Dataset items
■ ■ ■ ■
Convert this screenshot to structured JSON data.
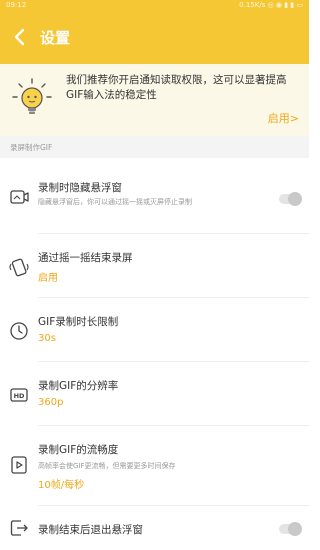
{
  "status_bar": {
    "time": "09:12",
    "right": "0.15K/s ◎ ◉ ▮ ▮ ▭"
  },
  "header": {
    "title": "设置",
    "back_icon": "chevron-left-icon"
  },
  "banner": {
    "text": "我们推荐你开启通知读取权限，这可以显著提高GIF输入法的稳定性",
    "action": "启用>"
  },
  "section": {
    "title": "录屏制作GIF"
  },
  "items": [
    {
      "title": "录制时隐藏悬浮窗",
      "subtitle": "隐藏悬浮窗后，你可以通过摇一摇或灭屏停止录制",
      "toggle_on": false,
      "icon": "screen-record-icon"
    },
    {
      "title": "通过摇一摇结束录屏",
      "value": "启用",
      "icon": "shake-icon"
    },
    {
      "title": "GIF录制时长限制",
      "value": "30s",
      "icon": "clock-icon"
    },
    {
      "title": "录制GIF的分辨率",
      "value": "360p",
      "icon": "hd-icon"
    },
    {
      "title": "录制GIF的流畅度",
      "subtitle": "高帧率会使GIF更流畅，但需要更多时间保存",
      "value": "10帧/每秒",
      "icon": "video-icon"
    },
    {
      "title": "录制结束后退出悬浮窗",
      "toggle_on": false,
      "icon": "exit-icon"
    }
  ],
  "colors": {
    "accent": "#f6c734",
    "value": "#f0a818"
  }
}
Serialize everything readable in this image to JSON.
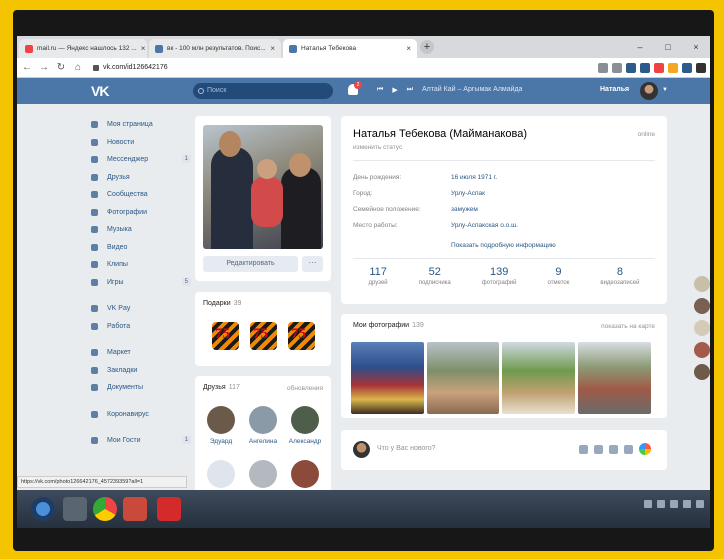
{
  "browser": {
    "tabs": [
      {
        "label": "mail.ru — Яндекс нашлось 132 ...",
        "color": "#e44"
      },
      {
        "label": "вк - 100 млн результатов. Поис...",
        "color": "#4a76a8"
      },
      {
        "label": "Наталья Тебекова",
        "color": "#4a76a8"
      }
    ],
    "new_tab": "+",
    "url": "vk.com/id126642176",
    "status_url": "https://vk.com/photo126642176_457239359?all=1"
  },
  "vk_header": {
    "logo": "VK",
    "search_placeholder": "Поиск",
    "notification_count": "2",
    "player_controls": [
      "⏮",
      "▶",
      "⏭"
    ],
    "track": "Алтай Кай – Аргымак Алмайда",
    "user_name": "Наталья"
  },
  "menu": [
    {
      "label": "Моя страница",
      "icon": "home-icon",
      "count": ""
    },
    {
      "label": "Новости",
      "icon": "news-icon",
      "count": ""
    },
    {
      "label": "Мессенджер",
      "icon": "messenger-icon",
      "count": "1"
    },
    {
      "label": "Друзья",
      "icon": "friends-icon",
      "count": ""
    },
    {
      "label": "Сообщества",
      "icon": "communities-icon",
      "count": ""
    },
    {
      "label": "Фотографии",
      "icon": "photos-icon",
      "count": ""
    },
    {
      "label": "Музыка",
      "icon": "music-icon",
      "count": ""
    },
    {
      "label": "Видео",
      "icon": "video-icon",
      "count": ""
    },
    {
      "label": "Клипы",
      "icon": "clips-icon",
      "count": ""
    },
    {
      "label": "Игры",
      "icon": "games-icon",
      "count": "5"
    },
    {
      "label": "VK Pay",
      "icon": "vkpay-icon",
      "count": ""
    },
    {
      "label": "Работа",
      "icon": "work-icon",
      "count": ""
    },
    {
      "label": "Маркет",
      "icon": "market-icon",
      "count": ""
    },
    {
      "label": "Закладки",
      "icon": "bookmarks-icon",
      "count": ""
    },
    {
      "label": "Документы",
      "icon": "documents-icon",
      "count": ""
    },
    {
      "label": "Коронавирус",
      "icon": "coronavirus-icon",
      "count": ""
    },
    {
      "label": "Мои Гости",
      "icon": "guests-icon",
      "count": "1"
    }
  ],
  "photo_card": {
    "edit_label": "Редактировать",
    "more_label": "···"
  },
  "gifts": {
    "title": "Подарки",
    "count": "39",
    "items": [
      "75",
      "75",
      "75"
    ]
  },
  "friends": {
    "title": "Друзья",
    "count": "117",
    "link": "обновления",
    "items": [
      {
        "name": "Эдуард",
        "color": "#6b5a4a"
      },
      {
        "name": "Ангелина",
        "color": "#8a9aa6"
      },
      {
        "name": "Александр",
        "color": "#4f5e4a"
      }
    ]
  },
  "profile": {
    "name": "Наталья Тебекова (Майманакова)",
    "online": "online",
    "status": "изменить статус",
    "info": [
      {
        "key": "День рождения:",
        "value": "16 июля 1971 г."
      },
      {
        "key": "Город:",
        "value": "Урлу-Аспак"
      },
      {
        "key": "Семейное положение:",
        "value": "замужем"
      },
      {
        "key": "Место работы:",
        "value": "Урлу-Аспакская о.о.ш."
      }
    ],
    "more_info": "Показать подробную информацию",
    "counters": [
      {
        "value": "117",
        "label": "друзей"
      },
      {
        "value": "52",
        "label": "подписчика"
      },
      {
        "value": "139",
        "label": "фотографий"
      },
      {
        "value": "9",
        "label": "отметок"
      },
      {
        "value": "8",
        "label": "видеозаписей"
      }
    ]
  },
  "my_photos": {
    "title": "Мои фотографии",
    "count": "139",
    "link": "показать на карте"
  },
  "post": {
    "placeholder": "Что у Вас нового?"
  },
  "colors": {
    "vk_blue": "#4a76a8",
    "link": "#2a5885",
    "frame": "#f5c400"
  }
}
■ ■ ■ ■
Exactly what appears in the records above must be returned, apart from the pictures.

[Exercise answer]
Convert this screenshot to structured JSON data.
{
  "status_bar": {
    "time": "09:12",
    "right": "0.15K/s ◎ ◉ ▮ ▮ ▭"
  },
  "header": {
    "title": "设置",
    "back_icon": "chevron-left-icon"
  },
  "banner": {
    "text": "我们推荐你开启通知读取权限，这可以显著提高GIF输入法的稳定性",
    "action": "启用>"
  },
  "section": {
    "title": "录屏制作GIF"
  },
  "items": [
    {
      "title": "录制时隐藏悬浮窗",
      "subtitle": "隐藏悬浮窗后，你可以通过摇一摇或灭屏停止录制",
      "toggle_on": false,
      "icon": "screen-record-icon"
    },
    {
      "title": "通过摇一摇结束录屏",
      "value": "启用",
      "icon": "shake-icon"
    },
    {
      "title": "GIF录制时长限制",
      "value": "30s",
      "icon": "clock-icon"
    },
    {
      "title": "录制GIF的分辨率",
      "value": "360p",
      "icon": "hd-icon"
    },
    {
      "title": "录制GIF的流畅度",
      "subtitle": "高帧率会使GIF更流畅，但需要更多时间保存",
      "value": "10帧/每秒",
      "icon": "video-icon"
    },
    {
      "title": "录制结束后退出悬浮窗",
      "toggle_on": false,
      "icon": "exit-icon"
    }
  ],
  "colors": {
    "accent": "#f6c734",
    "value": "#f0a818"
  }
}
Serialize everything readable in this image to JSON.
{
  "browser": {
    "tabs": [
      {
        "label": "mail.ru — Яндекс нашлось 132 ...",
        "color": "#e44"
      },
      {
        "label": "вк - 100 млн результатов. Поис...",
        "color": "#4a76a8"
      },
      {
        "label": "Наталья Тебекова",
        "color": "#4a76a8"
      }
    ],
    "new_tab": "+",
    "url": "vk.com/id126642176",
    "status_url": "https://vk.com/photo126642176_457239359?all=1"
  },
  "vk_header": {
    "logo": "VK",
    "search_placeholder": "Поиск",
    "notification_count": "2",
    "player_controls": [
      "⏮",
      "▶",
      "⏭"
    ],
    "track": "Алтай Кай – Аргымак Алмайда",
    "user_name": "Наталья"
  },
  "menu": [
    {
      "label": "Моя страница",
      "icon": "home-icon",
      "count": ""
    },
    {
      "label": "Новости",
      "icon": "news-icon",
      "count": ""
    },
    {
      "label": "Мессенджер",
      "icon": "messenger-icon",
      "count": "1"
    },
    {
      "label": "Друзья",
      "icon": "friends-icon",
      "count": ""
    },
    {
      "label": "Сообщества",
      "icon": "communities-icon",
      "count": ""
    },
    {
      "label": "Фотографии",
      "icon": "photos-icon",
      "count": ""
    },
    {
      "label": "Музыка",
      "icon": "music-icon",
      "count": ""
    },
    {
      "label": "Видео",
      "icon": "video-icon",
      "count": ""
    },
    {
      "label": "Клипы",
      "icon": "clips-icon",
      "count": ""
    },
    {
      "label": "Игры",
      "icon": "games-icon",
      "count": "5"
    },
    {
      "label": "VK Pay",
      "icon": "vkpay-icon",
      "count": ""
    },
    {
      "label": "Работа",
      "icon": "work-icon",
      "count": ""
    },
    {
      "label": "Маркет",
      "icon": "market-icon",
      "count": ""
    },
    {
      "label": "Закладки",
      "icon": "bookmarks-icon",
      "count": ""
    },
    {
      "label": "Документы",
      "icon": "documents-icon",
      "count": ""
    },
    {
      "label": "Коронавирус",
      "icon": "coronavirus-icon",
      "count": ""
    },
    {
      "label": "Мои Гости",
      "icon": "guests-icon",
      "count": "1"
    }
  ],
  "photo_card": {
    "edit_label": "Редактировать",
    "more_label": "···"
  },
  "gifts": {
    "title": "Подарки",
    "count": "39",
    "items": [
      "75",
      "75",
      "75"
    ]
  },
  "friends": {
    "title": "Друзья",
    "count": "117",
    "link": "обновления",
    "items": [
      {
        "name": "Эдуард",
        "color": "#6b5a4a"
      },
      {
        "name": "Ангелина",
        "color": "#8a9aa6"
      },
      {
        "name": "Александр",
        "color": "#4f5e4a"
      }
    ]
  },
  "profile": {
    "name": "Наталья Тебекова (Майманакова)",
    "online": "online",
    "status": "изменить статус",
    "info": [
      {
        "key": "День рождения:",
        "value": "16 июля 1971 г."
      },
      {
        "key": "Город:",
        "value": "Урлу-Аспак"
      },
      {
        "key": "Семейное положение:",
        "value": "замужем"
      },
      {
        "key": "Место работы:",
        "value": "Урлу-Аспакская о.о.ш."
      }
    ],
    "more_info": "Показать подробную информацию",
    "counters": [
      {
        "value": "117",
        "label": "друзей"
      },
      {
        "value": "52",
        "label": "подписчика"
      },
      {
        "value": "139",
        "label": "фотографий"
      },
      {
        "value": "9",
        "label": "отметок"
      },
      {
        "value": "8",
        "label": "видеозаписей"
      }
    ]
  },
  "my_photos": {
    "title": "Мои фотографии",
    "count": "139",
    "link": "показать на карте"
  },
  "post": {
    "placeholder": "Что у Вас нового?"
  },
  "colors": {
    "vk_blue": "#4a76a8",
    "link": "#2a5885",
    "frame": "#f5c400"
  }
}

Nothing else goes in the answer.